“The kid ain’t ready.”
There were four of us in the expansive suite at the Hotel Chisca.
“I’ve seem him spit. He can sell.”
The two standing men, arguing about whether or not I could hack it as a mule auctioneer.
“You know, I could just talk to him myself.”
Me, the twenty-something kid, sitting on a stiff chair, eager to take his piece before the mule market dried up.
“Think you’re ready, boy? To step into the walls of my castle? To work under my name?”
Lastly, the Colonel. Mister M.R Meals, the obese god of mule sellers. He sat on a loveseat, taking up the entire thing by himself. A cane with a mule’s head and inlaid gold filigree was propped off to the side. His white seersucker suit was impeccably pressed.
“Back in ’39, there was a day I sold two mules a minute for the whole damn day.” The Colonel pointed at me with a sausage finger. “You think you could keep up with somethin’ like that?”
“I suspect. Least if I don’t, I know I can out run you.”
Then a guffaw of laughter from the Colonel.
I was hired on the spot.

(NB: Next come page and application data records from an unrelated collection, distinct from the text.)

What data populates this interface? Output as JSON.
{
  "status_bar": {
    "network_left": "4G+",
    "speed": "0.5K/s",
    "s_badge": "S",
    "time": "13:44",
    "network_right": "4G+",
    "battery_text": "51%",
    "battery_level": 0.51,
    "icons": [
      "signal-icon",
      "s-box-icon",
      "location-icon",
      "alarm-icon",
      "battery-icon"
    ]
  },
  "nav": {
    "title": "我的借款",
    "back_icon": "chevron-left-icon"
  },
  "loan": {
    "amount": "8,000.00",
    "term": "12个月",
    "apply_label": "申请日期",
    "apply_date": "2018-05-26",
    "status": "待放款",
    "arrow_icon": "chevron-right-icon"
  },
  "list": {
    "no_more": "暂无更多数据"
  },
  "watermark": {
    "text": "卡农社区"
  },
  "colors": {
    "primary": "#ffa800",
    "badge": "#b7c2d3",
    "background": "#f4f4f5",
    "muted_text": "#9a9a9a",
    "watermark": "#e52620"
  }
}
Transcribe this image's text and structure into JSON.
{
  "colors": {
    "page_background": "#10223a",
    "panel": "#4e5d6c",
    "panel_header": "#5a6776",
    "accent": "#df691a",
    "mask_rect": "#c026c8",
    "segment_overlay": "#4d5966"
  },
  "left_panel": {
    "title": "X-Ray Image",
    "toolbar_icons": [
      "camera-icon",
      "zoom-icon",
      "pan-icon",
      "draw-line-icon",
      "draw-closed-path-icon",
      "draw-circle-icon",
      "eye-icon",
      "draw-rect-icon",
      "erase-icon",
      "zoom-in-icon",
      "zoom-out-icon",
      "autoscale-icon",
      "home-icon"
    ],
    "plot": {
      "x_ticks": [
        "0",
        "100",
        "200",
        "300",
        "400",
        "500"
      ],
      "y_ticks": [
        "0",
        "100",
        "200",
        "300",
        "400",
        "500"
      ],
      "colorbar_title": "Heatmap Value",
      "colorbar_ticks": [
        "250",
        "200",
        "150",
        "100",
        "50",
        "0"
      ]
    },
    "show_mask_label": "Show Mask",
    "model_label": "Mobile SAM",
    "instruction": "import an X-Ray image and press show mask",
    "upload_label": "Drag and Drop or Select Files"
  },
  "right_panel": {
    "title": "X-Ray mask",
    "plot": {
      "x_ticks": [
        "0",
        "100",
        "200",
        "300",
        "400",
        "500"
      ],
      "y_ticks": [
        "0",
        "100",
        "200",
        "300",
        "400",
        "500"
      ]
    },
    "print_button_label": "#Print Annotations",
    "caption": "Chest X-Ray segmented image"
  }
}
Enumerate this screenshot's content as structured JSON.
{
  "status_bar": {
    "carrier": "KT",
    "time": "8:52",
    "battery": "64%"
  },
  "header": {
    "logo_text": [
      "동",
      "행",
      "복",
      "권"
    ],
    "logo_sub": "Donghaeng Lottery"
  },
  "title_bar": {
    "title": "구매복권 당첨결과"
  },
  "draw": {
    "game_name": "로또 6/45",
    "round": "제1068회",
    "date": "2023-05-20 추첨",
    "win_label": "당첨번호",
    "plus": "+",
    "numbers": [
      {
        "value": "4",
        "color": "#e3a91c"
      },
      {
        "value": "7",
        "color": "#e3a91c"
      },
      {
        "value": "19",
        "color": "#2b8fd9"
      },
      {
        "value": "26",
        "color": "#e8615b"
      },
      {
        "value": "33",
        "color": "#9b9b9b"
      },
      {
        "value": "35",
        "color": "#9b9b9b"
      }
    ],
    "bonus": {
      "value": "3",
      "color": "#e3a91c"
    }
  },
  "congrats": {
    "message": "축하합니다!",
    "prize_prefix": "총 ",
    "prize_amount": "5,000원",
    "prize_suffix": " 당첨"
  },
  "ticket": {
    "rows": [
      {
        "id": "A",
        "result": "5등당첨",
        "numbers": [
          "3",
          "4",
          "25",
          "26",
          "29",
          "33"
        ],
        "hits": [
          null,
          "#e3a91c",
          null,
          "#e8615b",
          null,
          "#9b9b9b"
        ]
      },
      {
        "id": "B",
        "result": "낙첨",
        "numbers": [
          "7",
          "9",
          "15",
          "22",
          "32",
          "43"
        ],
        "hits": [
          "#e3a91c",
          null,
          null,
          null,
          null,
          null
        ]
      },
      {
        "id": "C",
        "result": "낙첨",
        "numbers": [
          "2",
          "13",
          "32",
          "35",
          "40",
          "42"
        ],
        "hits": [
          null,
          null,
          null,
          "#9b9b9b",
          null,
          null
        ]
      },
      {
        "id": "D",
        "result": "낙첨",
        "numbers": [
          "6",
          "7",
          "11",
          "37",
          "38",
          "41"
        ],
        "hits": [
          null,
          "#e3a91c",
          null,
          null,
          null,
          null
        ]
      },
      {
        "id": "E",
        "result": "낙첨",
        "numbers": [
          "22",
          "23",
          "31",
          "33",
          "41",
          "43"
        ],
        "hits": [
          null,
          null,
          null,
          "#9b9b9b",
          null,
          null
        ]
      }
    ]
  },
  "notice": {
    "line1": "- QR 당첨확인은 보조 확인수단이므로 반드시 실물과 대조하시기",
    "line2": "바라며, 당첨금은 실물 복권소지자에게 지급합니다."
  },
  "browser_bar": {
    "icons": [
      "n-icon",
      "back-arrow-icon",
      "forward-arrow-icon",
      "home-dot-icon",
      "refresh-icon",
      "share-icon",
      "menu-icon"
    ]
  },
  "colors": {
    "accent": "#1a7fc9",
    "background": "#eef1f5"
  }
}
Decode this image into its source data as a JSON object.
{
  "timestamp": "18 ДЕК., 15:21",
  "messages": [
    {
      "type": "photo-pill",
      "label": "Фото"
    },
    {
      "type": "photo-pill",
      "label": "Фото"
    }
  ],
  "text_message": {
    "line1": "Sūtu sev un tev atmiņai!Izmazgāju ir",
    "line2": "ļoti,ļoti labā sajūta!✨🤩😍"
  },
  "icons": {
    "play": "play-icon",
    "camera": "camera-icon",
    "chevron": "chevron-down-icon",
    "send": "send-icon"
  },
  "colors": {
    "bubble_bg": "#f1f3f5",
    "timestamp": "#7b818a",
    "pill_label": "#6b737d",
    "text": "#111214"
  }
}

An extension of Memphis being the cotton capital of the world was that it was also the mule capital of the world. Why? Because mules were the main tool of the farm to plow the fields. Amongst the auctioneers that made the mule trading business run, Colonel M.R. Meals was the best. Over the course of his extensive career he sold nearly a hundred and seventy million dollars worth of mules, much of that here in Memphis. Sadly, the mule market shrunk dramatically with the rise of industrial farm tools after World War II.